      Watch JFK and Ronald Reagan in the 1961 debate and who was telling the truth and who was lying through their teeth.

      Ronald Reagan – Medicare Will Bring A Socialist Dictatorship

      My videos are awaiting moderation – maybe they will show up. I think Ronald Reagan was right – we live in a Socialist Dictatorship – Now we have a Socialist running for President in 2016 who is ahead in the polls in New Hampshire. “One of these days we are going to tell our Grandchildren what is was like in America when men were free!” — Ronald Reagan 1961

    • Al says:

      This is a minor twist of the broken windows theory. It seems that some still believe broken windows pump money into the economy. Read Bastiat. He will tell you a different story.

  25. Ron Greiner says:

    Bob, young families are suppose to work part-time jobs and pay for over-priced health insurance with after tax dollars so fat cat millionaires can float on their boats in Tampa Bay and scarf down free drugs on Medicare. Young people have to pay Medicare tax on every dollar earned to redistribute their income to the old, that’s America.

    JFK and LBJ told us this is exactly the plan back in the 1060’s when JFK said that Medicare won’t pay for doctor charges only hospital bills. Ronald Reagan at the time said that if we let these Socialists have Medicare that is just the beginning and they will expand to take over the entire medical profession. So either JFK was right or Ronald Reagan was right. Now young people have stopped having children because they can afford children and taking care of America’s old with part time jobs.

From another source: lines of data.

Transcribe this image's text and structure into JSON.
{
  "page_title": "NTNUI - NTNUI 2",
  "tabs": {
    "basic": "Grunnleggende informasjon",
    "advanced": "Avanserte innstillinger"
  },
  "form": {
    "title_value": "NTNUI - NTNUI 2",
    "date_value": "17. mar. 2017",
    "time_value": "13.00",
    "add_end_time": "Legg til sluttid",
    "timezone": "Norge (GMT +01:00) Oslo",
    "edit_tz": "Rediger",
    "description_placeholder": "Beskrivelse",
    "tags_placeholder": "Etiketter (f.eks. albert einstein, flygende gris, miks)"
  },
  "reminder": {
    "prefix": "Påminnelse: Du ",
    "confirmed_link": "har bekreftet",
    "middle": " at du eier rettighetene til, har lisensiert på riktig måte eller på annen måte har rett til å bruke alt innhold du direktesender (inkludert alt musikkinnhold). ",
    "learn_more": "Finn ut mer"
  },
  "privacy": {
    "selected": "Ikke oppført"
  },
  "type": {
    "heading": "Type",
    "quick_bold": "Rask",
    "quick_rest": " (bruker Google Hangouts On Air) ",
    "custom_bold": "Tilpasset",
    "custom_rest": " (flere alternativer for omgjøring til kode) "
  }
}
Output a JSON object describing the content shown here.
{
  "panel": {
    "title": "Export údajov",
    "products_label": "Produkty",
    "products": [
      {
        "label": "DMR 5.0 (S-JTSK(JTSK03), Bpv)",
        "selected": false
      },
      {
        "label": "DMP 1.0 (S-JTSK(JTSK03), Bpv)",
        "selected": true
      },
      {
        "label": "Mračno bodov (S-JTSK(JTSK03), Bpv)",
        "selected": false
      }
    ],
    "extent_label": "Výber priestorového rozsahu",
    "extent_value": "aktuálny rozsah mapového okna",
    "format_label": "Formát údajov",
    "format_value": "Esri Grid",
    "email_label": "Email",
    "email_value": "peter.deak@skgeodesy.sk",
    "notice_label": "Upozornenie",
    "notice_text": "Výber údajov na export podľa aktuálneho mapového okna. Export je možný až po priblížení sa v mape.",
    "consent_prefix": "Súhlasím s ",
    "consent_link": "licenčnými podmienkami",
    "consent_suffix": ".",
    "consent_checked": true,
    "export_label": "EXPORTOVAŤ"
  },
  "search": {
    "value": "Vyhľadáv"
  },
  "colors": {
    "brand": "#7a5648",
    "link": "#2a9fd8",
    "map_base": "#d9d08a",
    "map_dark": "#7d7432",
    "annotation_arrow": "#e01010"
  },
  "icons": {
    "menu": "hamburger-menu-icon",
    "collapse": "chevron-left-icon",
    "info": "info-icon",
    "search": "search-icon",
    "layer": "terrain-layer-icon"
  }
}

    Watch JFK and Ronald Reagan in the 1961 debate and who was telling the truth and who was lying through their teeth.

    Ronald Reagan – Medicare Will Bring A Socialist Dictatorship